### TASK INSTRUCTIONS
Should a line below contain the word "provided", report it.

[Interface dataset entries]
-- Opening Marker --

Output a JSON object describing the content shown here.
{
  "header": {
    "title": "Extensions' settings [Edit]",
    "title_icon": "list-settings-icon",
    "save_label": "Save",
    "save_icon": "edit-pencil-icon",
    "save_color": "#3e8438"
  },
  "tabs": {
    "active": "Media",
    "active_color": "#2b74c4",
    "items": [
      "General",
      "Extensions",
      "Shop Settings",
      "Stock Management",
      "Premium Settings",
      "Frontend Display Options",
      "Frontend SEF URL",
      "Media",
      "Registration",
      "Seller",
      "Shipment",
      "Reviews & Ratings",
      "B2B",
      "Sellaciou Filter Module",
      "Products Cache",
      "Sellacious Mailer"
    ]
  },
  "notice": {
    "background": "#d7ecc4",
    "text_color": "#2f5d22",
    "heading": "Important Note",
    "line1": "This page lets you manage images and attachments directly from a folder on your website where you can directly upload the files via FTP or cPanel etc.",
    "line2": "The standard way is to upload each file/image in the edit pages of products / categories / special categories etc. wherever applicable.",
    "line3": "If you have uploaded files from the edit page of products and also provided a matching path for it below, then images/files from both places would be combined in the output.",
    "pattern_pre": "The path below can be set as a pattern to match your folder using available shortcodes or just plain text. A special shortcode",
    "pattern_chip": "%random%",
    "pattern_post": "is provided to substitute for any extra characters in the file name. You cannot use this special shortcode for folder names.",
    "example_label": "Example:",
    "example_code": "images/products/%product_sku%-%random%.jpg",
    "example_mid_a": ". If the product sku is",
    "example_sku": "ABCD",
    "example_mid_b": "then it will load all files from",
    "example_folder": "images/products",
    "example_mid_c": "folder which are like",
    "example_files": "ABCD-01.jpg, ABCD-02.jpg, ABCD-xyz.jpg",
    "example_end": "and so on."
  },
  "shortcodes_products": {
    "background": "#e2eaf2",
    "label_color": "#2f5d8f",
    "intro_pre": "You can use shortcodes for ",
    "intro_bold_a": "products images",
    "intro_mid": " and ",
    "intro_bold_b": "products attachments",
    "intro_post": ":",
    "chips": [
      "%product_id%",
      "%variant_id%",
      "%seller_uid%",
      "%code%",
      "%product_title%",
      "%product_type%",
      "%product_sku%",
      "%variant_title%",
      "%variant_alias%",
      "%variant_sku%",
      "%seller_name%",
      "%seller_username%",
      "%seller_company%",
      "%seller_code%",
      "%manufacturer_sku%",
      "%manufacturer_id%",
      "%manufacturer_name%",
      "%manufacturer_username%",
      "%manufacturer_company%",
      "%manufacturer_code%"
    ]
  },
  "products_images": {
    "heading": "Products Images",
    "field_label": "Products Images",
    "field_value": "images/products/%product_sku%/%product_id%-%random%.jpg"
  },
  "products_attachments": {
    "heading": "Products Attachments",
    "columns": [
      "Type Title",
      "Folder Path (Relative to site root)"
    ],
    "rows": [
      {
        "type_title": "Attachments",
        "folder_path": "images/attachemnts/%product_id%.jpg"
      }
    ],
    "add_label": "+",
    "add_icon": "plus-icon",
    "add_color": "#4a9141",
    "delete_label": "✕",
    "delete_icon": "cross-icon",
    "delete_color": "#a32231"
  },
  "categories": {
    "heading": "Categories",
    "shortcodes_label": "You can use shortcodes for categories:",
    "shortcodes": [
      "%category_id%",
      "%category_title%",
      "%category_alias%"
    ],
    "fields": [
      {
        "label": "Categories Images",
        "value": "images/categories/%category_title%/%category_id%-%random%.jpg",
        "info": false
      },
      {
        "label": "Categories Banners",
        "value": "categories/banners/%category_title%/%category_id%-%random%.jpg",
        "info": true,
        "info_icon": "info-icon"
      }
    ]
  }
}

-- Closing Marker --

### WRITTEN SOLUTION
    "line3": "If you have uploaded files from the edit page of products and also provided a matching path for it below, then images/files from both places would be combined in the output.",
    "pattern_post": "is provided to substitute for any extra characters in the file name. You cannot use this special shortcode for folder names.",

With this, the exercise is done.